- [THE RECORDS]:
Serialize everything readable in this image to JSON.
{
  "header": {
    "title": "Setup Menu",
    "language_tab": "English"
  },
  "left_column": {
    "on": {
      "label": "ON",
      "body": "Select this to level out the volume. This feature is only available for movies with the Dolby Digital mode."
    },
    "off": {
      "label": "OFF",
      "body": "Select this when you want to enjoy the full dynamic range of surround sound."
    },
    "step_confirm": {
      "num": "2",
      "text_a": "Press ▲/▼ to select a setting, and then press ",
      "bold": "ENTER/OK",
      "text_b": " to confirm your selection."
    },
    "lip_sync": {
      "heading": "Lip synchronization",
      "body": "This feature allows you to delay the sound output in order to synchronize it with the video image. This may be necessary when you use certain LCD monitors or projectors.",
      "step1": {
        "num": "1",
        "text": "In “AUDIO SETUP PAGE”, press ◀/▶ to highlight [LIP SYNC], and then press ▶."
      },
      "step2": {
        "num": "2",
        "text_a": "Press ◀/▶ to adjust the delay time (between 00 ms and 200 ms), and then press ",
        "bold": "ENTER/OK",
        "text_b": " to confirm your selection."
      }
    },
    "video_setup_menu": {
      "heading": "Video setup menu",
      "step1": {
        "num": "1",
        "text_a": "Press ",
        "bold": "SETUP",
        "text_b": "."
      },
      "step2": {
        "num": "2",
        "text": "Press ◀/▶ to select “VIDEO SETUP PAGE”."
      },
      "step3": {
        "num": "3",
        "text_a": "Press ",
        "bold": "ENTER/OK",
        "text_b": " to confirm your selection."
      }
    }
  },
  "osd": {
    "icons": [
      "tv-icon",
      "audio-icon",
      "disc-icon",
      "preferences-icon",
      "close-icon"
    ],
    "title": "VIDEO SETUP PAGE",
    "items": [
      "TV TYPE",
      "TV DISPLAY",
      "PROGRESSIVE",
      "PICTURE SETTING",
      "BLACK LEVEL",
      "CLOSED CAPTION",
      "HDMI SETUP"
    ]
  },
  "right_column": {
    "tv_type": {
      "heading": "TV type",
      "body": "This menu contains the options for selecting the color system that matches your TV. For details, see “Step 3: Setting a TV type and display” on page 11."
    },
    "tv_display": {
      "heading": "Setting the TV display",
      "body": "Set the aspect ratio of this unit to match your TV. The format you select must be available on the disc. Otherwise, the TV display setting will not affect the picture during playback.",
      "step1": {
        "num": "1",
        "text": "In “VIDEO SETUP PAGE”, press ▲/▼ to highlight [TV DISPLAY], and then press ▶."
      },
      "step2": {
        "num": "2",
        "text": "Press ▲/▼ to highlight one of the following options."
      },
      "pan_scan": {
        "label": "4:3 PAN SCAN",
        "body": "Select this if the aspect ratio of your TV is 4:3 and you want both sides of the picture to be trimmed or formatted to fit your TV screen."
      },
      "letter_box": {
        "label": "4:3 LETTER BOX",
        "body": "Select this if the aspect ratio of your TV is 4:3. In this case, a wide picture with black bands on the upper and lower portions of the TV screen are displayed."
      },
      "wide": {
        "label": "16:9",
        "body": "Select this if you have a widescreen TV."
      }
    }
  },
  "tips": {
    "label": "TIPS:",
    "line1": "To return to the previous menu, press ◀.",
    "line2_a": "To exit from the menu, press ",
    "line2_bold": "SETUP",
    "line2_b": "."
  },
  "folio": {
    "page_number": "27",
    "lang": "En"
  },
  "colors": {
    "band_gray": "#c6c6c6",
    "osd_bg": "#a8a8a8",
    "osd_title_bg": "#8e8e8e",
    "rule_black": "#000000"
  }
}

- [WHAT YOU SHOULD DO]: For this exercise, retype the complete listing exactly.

- [ANSWER FOR THIS EXERCISE]:
Serialize everything readable in this image to JSON.
{
  "header": {
    "title": "Setup Menu",
    "language_tab": "English"
  },
  "left_column": {
    "on": {
      "label": "ON",
      "body": "Select this to level out the volume. This feature is only available for movies with the Dolby Digital mode."
    },
    "off": {
      "label": "OFF",
      "body": "Select this when you want to enjoy the full dynamic range of surround sound."
    },
    "step_confirm": {
      "num": "2",
      "text_a": "Press ▲/▼ to select a setting, and then press ",
      "bold": "ENTER/OK",
      "text_b": " to confirm your selection."
    },
    "lip_sync": {
      "heading": "Lip synchronization",
      "body": "This feature allows you to delay the sound output in order to synchronize it with the video image. This may be necessary when you use certain LCD monitors or projectors.",
      "step1": {
        "num": "1",
        "text": "In “AUDIO SETUP PAGE”, press ◀/▶ to highlight [LIP SYNC], and then press ▶."
      },
      "step2": {
        "num": "2",
        "text_a": "Press ◀/▶ to adjust the delay time (between 00 ms and 200 ms), and then press ",
        "bold": "ENTER/OK",
        "text_b": " to confirm your selection."
      }
    },
    "video_setup_menu": {
      "heading": "Video setup menu",
      "step1": {
        "num": "1",
        "text_a": "Press ",
        "bold": "SETUP",
        "text_b": "."
      },
      "step2": {
        "num": "2",
        "text": "Press ◀/▶ to select “VIDEO SETUP PAGE”."
      },
      "step3": {
        "num": "3",
        "text_a": "Press ",
        "bold": "ENTER/OK",
        "text_b": " to confirm your selection."
      }
    }
  },
  "osd": {
    "icons": [
      "tv-icon",
      "audio-icon",
      "disc-icon",
      "preferences-icon",
      "close-icon"
    ],
    "title": "VIDEO SETUP PAGE",
    "items": [
      "TV TYPE",
      "TV DISPLAY",
      "PROGRESSIVE",
      "PICTURE SETTING",
      "BLACK LEVEL",
      "CLOSED CAPTION",
      "HDMI SETUP"
    ]
  },
  "right_column": {
    "tv_type": {
      "heading": "TV type",
      "body": "This menu contains the options for selecting the color system that matches your TV. For details, see “Step 3: Setting a TV type and display” on page 11."
    },
    "tv_display": {
      "heading": "Setting the TV display",
      "body": "Set the aspect ratio of this unit to match your TV. The format you select must be available on the disc. Otherwise, the TV display setting will not affect the picture during playback.",
      "step1": {
        "num": "1",
        "text": "In “VIDEO SETUP PAGE”, press ▲/▼ to highlight [TV DISPLAY], and then press ▶."
      },
      "step2": {
        "num": "2",
        "text": "Press ▲/▼ to highlight one of the following options."
      },
      "pan_scan": {
        "label": "4:3 PAN SCAN",
        "body": "Select this if the aspect ratio of your TV is 4:3 and you want both sides of the picture to be trimmed or formatted to fit your TV screen."
      },
      "letter_box": {
        "label": "4:3 LETTER BOX",
        "body": "Select this if the aspect ratio of your TV is 4:3. In this case, a wide picture with black bands on the upper and lower portions of the TV screen are displayed."
      },
      "wide": {
        "label": "16:9",
        "body": "Select this if you have a widescreen TV."
      }
    }
  },
  "tips": {
    "label": "TIPS:",
    "line1": "To return to the previous menu, press ◀.",
    "line2_a": "To exit from the menu, press ",
    "line2_bold": "SETUP",
    "line2_b": "."
  },
  "folio": {
    "page_number": "27",
    "lang": "En"
  },
  "colors": {
    "band_gray": "#c6c6c6",
    "osd_bg": "#a8a8a8",
    "osd_title_bg": "#8e8e8e",
    "rule_black": "#000000"
  }
}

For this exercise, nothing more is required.